Steps to acquiring born-digital material for curators

General Considerations

  • Attempt to approach born digital materials in the same way as other archival materials.

  • Information gathered during collection development expedites ingest and processing; provides greater context to archivists, curatorial staff, and researchers; and provides greater support for preservation and access efforts.

  • You can always ask the Digital Preservation staff questions and / or have them talk to donors directly.

1. Initial Donor Conversations

  • Make it your regular practice to ask donors about their electronic records; these are often overlooked by donors unless the donation predominantly consists of born digital materials.

  • Ask your donor if they have any:

    • Physical media like computers
    • Hard drives
    • USB devices
    • Optical discs
    • Floppy disks
    • Digital files stored on servers
    • Digital files in hosted cloud services like DropBox
    • Email

 

  • If they do have electronic records, ascertain if they are appropriate for the collection. This is similar to how you would discuss the paper records in your preliminary conversations with a donor.

  • Briefly inform your donor of our processes.

    • The Digital Archives program ingest born digital material by two methods: digital forensics and file transfers. Digital forensics involves creating a disk image which is a bit by bit copy of the entire contents of a storage device including software and system files. For both ingest methods, we record all salient characteristics of the media, generate file directory listings, and ensure file fixity.
    • We may reformat or migrate files to new formats to support preservation and/or access.

2. Appraisal of the material

  • The more information you have about the electronic records the better. This information can be used to assist the Archives Unit staff members who will process the records and make it accessible to future users. Useful information covers:

    • Content (what is it and why is it valuable)
    • Context (of creation, use – ex: a draft or final copy)
    • Organization (file structure / file naming conventions)
    • Technical information (types of computer, software programs)

 

  • There are two methods to collecting this information:
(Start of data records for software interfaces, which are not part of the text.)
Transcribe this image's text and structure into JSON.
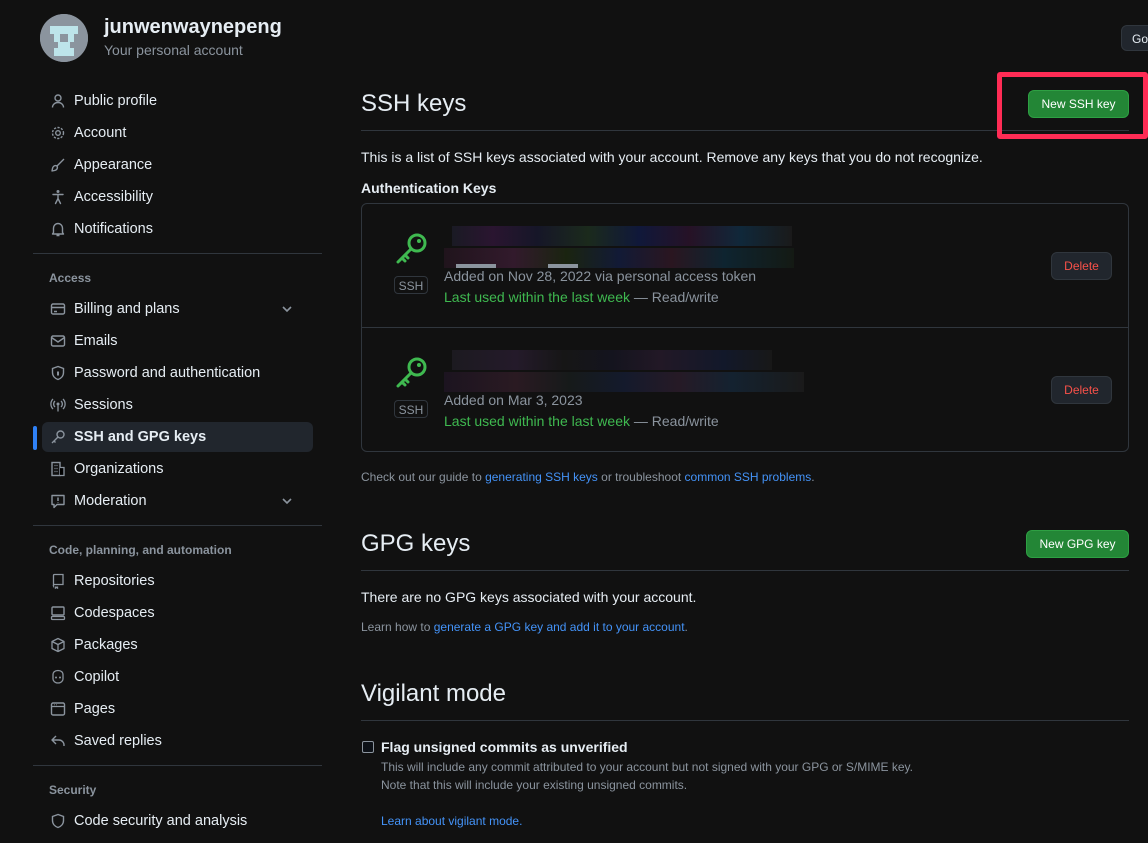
{
  "account": {
    "username": "junwenwaynepeng",
    "subtitle": "Your personal account",
    "goto_label": "Go"
  },
  "sidebar": {
    "top_items": [
      {
        "label": "Public profile",
        "icon": "person-icon"
      },
      {
        "label": "Account",
        "icon": "gear-icon"
      },
      {
        "label": "Appearance",
        "icon": "paintbrush-icon"
      },
      {
        "label": "Accessibility",
        "icon": "accessibility-icon"
      },
      {
        "label": "Notifications",
        "icon": "bell-icon"
      }
    ],
    "access_label": "Access",
    "access_items": [
      {
        "label": "Billing and plans",
        "icon": "credit-card-icon"
      },
      {
        "label": "Emails",
        "icon": "mail-icon"
      },
      {
        "label": "Password and authentication",
        "icon": "shield-lock-icon"
      },
      {
        "label": "Sessions",
        "icon": "broadcast-icon"
      },
      {
        "label": "SSH and GPG keys",
        "icon": "key-icon",
        "active": true
      },
      {
        "label": "Organizations",
        "icon": "organization-icon"
      },
      {
        "label": "Moderation",
        "icon": "report-icon"
      }
    ],
    "code_label": "Code, planning, and automation",
    "code_items": [
      {
        "label": "Repositories",
        "icon": "repo-icon"
      },
      {
        "label": "Codespaces",
        "icon": "codespaces-icon"
      },
      {
        "label": "Packages",
        "icon": "package-icon"
      },
      {
        "label": "Copilot",
        "icon": "copilot-icon"
      },
      {
        "label": "Pages",
        "icon": "browser-icon"
      },
      {
        "label": "Saved replies",
        "icon": "reply-icon"
      }
    ],
    "security_label": "Security",
    "security_items": [
      {
        "label": "Code security and analysis",
        "icon": "shield-icon"
      }
    ]
  },
  "ssh": {
    "title": "SSH keys",
    "new_button": "New SSH key",
    "description": "This is a list of SSH keys associated with your account. Remove any keys that you do not recognize.",
    "auth_heading": "Authentication Keys",
    "keys": [
      {
        "badge": "SSH",
        "added": "Added on Nov 28, 2022 via personal access token",
        "last_used": "Last used within the last week",
        "access": " — Read/write",
        "delete_label": "Delete"
      },
      {
        "badge": "SSH",
        "added": "Added on Mar 3, 2023",
        "last_used": "Last used within the last week",
        "access": " — Read/write",
        "delete_label": "Delete"
      }
    ],
    "guide_prefix": "Check out our guide to ",
    "guide_link1": "generating SSH keys",
    "guide_mid": " or troubleshoot ",
    "guide_link2": "common SSH problems",
    "guide_suffix": "."
  },
  "gpg": {
    "title": "GPG keys",
    "new_button": "New GPG key",
    "empty_text": "There are no GPG keys associated with your account.",
    "learn_prefix": "Learn how to ",
    "learn_link": "generate a GPG key and add it to your account",
    "learn_suffix": "."
  },
  "vigilant": {
    "title": "Vigilant mode",
    "checkbox_label": "Flag unsigned commits as unverified",
    "desc1": "This will include any commit attributed to your account but not signed with your GPG or S/MIME key.",
    "desc2": "Note that this will include your existing unsigned commits.",
    "learn_link": "Learn about vigilant mode."
  },
  "colors": {
    "background": "#111111",
    "accent_blue": "#4493f8",
    "green_button": "#238636",
    "highlight_red": "#ff2c55",
    "success_green": "#3fb950",
    "danger_red": "#f85149"
  }
}
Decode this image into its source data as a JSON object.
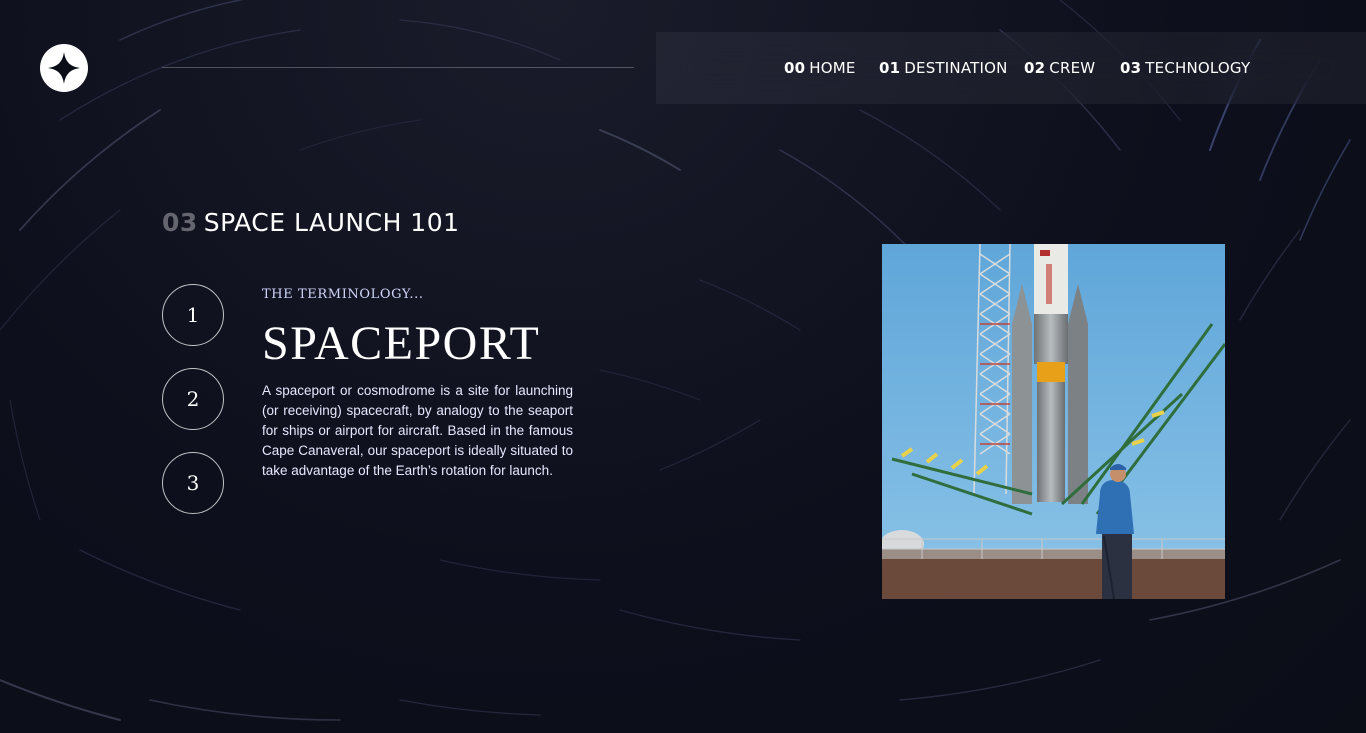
{
  "nav": {
    "items": [
      {
        "num": "00",
        "label": "HOME"
      },
      {
        "num": "01",
        "label": "DESTINATION"
      },
      {
        "num": "02",
        "label": "CREW"
      },
      {
        "num": "03",
        "label": "TECHNOLOGY"
      }
    ]
  },
  "page": {
    "heading_num": "03",
    "heading": "SPACE LAUNCH 101"
  },
  "steps": [
    "1",
    "2",
    "3"
  ],
  "technology": {
    "subheading": "THE TERMINOLOGY...",
    "title": "SPACEPORT",
    "description": "A spaceport or cosmodrome is a site for launching (or receiving) spacecraft, by analogy to the seaport for ships or airport for aircraft. Based in the famous Cape Canaveral, our spaceport is ideally situated to take advantage of the Earth’s rotation for launch.",
    "image_subject": "spaceport-launch-pad-photo"
  },
  "colors": {
    "background": "#0b0d17",
    "accent_light": "#d0d6f9",
    "nav_bg": "rgba(255,255,255,0.05)"
  }
}
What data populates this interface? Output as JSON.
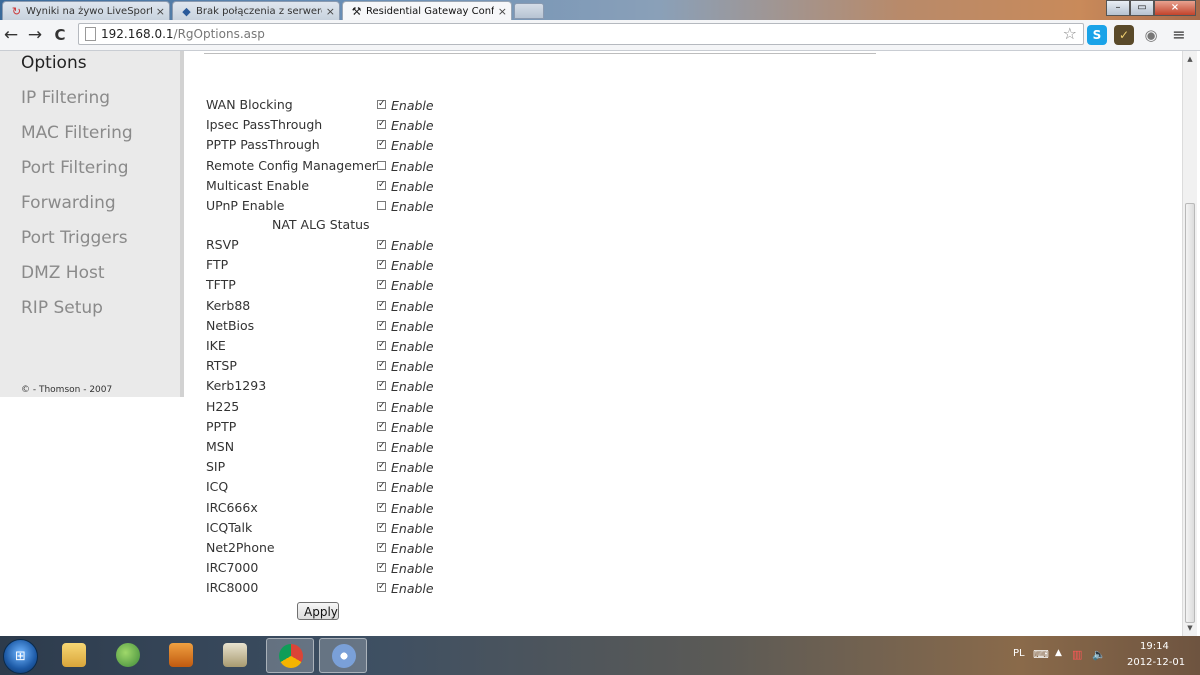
{
  "browser": {
    "tabs": [
      {
        "label": "Wyniki na żywo LiveSports",
        "icon": "refresh-icon",
        "active": false
      },
      {
        "label": "Brak połączenia z serwerem",
        "icon": "shield-icon",
        "active": false
      },
      {
        "label": "Residential Gateway Confi",
        "icon": "tools-icon",
        "active": true
      }
    ],
    "tab_close": "×",
    "back": "←",
    "forward": "→",
    "reload": "C",
    "url_host": "192.168.0.1",
    "url_path": "/RgOptions.asp",
    "star": "☆",
    "extensions": [
      "skype-icon",
      "extension-icon",
      "eye-icon"
    ],
    "menu": "≡",
    "window_controls": {
      "minimize": "–",
      "maximize": "▭",
      "close": "×"
    }
  },
  "sidebar": {
    "title": "Options",
    "items": [
      "IP Filtering",
      "MAC Filtering",
      "Port Filtering",
      "Forwarding",
      "Port Triggers",
      "DMZ Host",
      "RIP Setup"
    ],
    "copyright": "© - Thomson - 2007"
  },
  "options": {
    "enable_label": "Enable",
    "rows": [
      {
        "label": "WAN Blocking",
        "checked": true
      },
      {
        "label": "Ipsec PassThrough",
        "checked": true
      },
      {
        "label": "PPTP PassThrough",
        "checked": true
      },
      {
        "label": "Remote Config Management",
        "checked": false
      },
      {
        "label": "Multicast Enable",
        "checked": true
      },
      {
        "label": "UPnP Enable",
        "checked": false
      }
    ],
    "nat_title": "NAT ALG Status",
    "nat_rows": [
      {
        "label": "RSVP",
        "checked": true
      },
      {
        "label": "FTP",
        "checked": true
      },
      {
        "label": "TFTP",
        "checked": true
      },
      {
        "label": "Kerb88",
        "checked": true
      },
      {
        "label": "NetBios",
        "checked": true
      },
      {
        "label": "IKE",
        "checked": true
      },
      {
        "label": "RTSP",
        "checked": true
      },
      {
        "label": "Kerb1293",
        "checked": true
      },
      {
        "label": "H225",
        "checked": true
      },
      {
        "label": "PPTP",
        "checked": true
      },
      {
        "label": "MSN",
        "checked": true
      },
      {
        "label": "SIP",
        "checked": true
      },
      {
        "label": "ICQ",
        "checked": true
      },
      {
        "label": "IRC666x",
        "checked": true
      },
      {
        "label": "ICQTalk",
        "checked": true
      },
      {
        "label": "Net2Phone",
        "checked": true
      },
      {
        "label": "IRC7000",
        "checked": true
      },
      {
        "label": "IRC8000",
        "checked": true
      }
    ],
    "apply_label": "Apply"
  },
  "taskbar": {
    "apps": [
      "explorer-icon",
      "people-icon",
      "media-player-icon",
      "clipboard-icon",
      "chrome-icon",
      "paint-icon"
    ],
    "active_app": "chrome-icon",
    "tray": {
      "language": "PL",
      "time": "19:14",
      "date": "2012-12-01"
    }
  }
}
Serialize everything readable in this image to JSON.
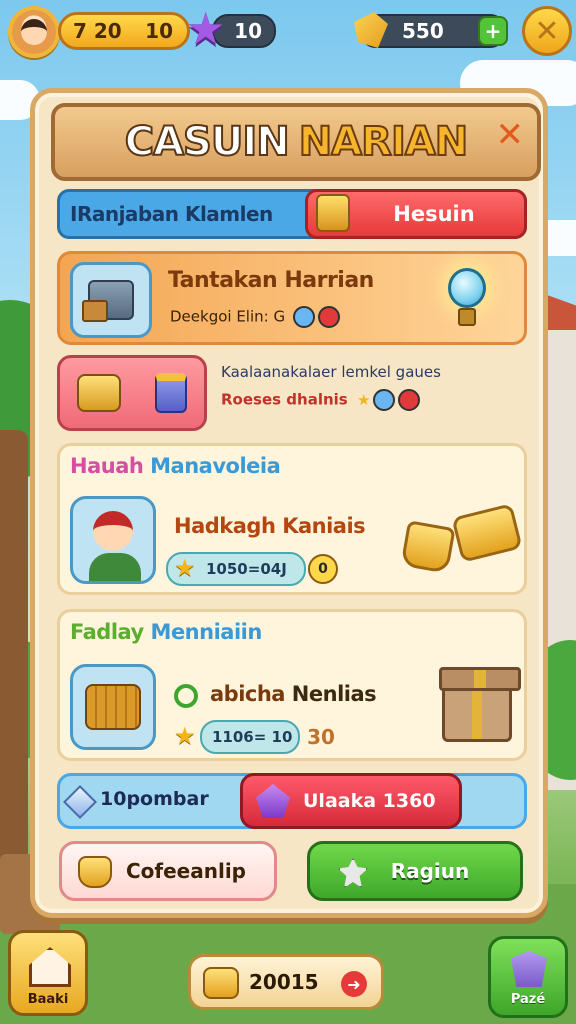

    • Use the Donor Survey questions to ask your donor about their digital files. You can also ask the Digital Preservation staff to conduct this survey for or with you.

    • Ask the donor to fill out the Electronic Records Survey which is a Google Form. This form will be received by the Digital Preservation staff who will forward a copy to you.  

  • When you are satisfied that you’ve collected sufficient information to appraise the collection and make the case for acquisition, create a list of the born digital materials in the collection with any useful information. Once the acquisition is approved and the deed of gift is signed, proceed to step 3.

3. Schedule Transfer of Electronic Records

  • Notify the Digital Preservation staff that the acquisition has been approved - they will contact the donor to accept and schedule the transfer, working with other Special Collections staff members as needed.
  • When a transfer has been scheduled, they will inform you and share a Digital Material Transfer Form which provides an overview of the types of media in the collection, and the method and dates of transfer.
  • After the material has been transferred, the Digital Preservation staff will update the form with notes regarding the transfer and will verify that the files were transferred successfully.